Many of the Portarlington protestors who braved the bitter cold last Saturday, had their own personal reasons for joining the protest.

Many of the Portarlington protestors who braved the bitter cold last Saturday, had their own personal reasons for joining the protest.

The Oakley sisters from Portarlington joked that their father had told them to come to the protest march or they wouldn’t be allowed to have a shower at home.

“We come from a house of seven, so the price of the water for our house is going to be a lot,” Laura Oakley said.

“It’s very hard for some families as it is, without adding another bill on top of that,” Laura added.

While Maggie Oakley said she would have no choice but to live at home while in College with all the different taxes and charges. Laura and Maggie were also joined by their sister Laura on the protest.

PJ Murphy said the water charges was the final straw for him.

“It’s one tax after another. Charging for the water is very unfair and then it’s been set up so badly, it’s cost thousands and millions just to set up,” he said.

When asked if he thought people power could change the governement’s mind, PJ said he could seen them doing a u-turn.

“Without a doubt I can see them going back on this,” he said.

While Martin Orange, Portarlington said the bills would remain unpaid.

“The media, especially RTÉ have dampened this out. There has been no equality, but the bills won’t be paid,” he said.

Laura Curtin had travelled with her mother Joan and their friends Mary Flanagan and Mary Burke from Rathangan to join the protest.

She said it was about more than just water.

“It’s bigger than just the water charges. This is about austerity. These water charges affects middle and low income people more.

“I also have a problem with them privatising water, which is a basic human right.

“If we don’t make a stand on this now, we will fall for anything. After the Universal Social Charge, this was just one step too far,” Laura said.

Two Portarlington ladies, who decilined to give their names, said having a voice was very important.

“Years ago we had to drag it from the rivers and the wells back to houses, now we have it on tap and they want us to pay for it.

“Next they will be putting the price up. It has to stop at this.”

“Our voice is very important.
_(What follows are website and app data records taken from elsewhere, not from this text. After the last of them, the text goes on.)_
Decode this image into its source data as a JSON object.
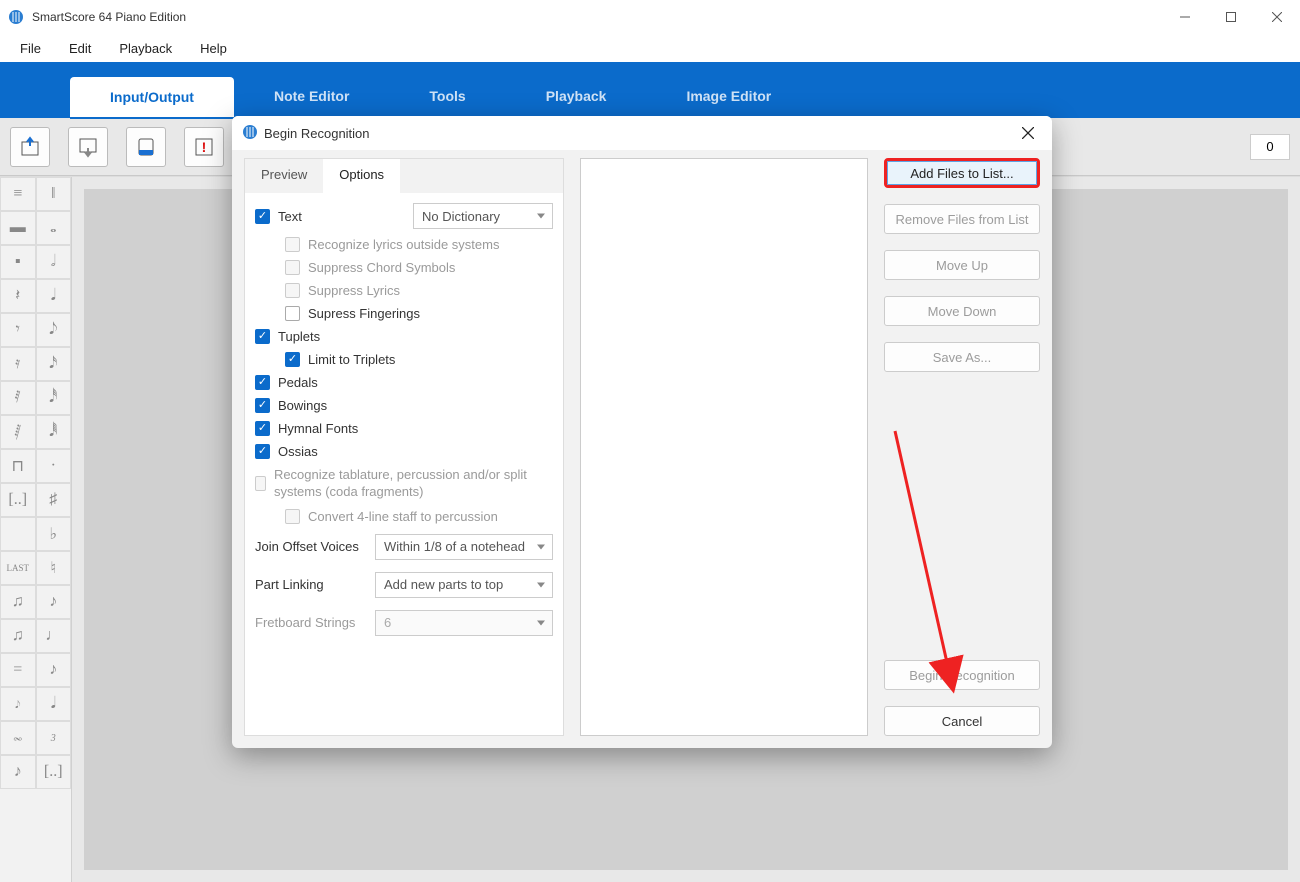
{
  "window": {
    "title": "SmartScore 64 Piano Edition"
  },
  "menu": [
    "File",
    "Edit",
    "Playback",
    "Help"
  ],
  "ribbon_tabs": [
    "Input/Output",
    "Note Editor",
    "Tools",
    "Playback",
    "Image Editor"
  ],
  "ribbon_active": "Input/Output",
  "toolbar": {
    "counter": "0"
  },
  "dialog": {
    "title": "Begin Recognition",
    "tabs": {
      "preview": "Preview",
      "options": "Options",
      "active": "Options"
    },
    "options": {
      "text_label": "Text",
      "dictionary": "No Dictionary",
      "recognize_lyrics": "Recognize lyrics outside systems",
      "suppress_chords": "Suppress Chord Symbols",
      "suppress_lyrics": "Suppress Lyrics",
      "suppress_fingerings": "Supress Fingerings",
      "tuplets": "Tuplets",
      "limit_triplets": "Limit to Triplets",
      "pedals": "Pedals",
      "bowings": "Bowings",
      "hymnal_fonts": "Hymnal Fonts",
      "ossias": "Ossias",
      "recognize_tablature": "Recognize tablature, percussion and/or split systems (coda fragments)",
      "convert_4line": "Convert 4-line staff to percussion",
      "join_offset_label": "Join Offset Voices",
      "join_offset_value": "Within 1/8 of a notehead",
      "part_linking_label": "Part Linking",
      "part_linking_value": "Add new parts to top",
      "fretboard_label": "Fretboard Strings",
      "fretboard_value": "6"
    },
    "buttons": {
      "add_files": "Add Files to List...",
      "remove_files": "Remove Files from List",
      "move_up": "Move Up",
      "move_down": "Move Down",
      "save_as": "Save As...",
      "begin": "Begin Recognition",
      "cancel": "Cancel"
    }
  }
}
Power to the people,” the Port ladies began chanting.

“We got drownded the last day, it’s freezing cold today but that wouldn’t stop us,” one lady added.

Martin Reynolds also felt the water charges was a step too far.

“It’s been badly organised from the start. It’s hard enough to get by each week. People are under enough pressure, without this,” he said.

“It’s a typical political move, another charge on top of people who can’t afford it. The TD’s are not taking a pay cut,” Austin Grehan said.

“Labour used to be a party for the people, but they are gone as a party now.”

He continued: “Over 700,000 people have failed to register and a lot of people who did sent the registration packs back have put down names such as Mickey Mouse and Donald Duck. People aren’t going to pay.

“We are fighting for the underdog and we are not going to give in,” he said.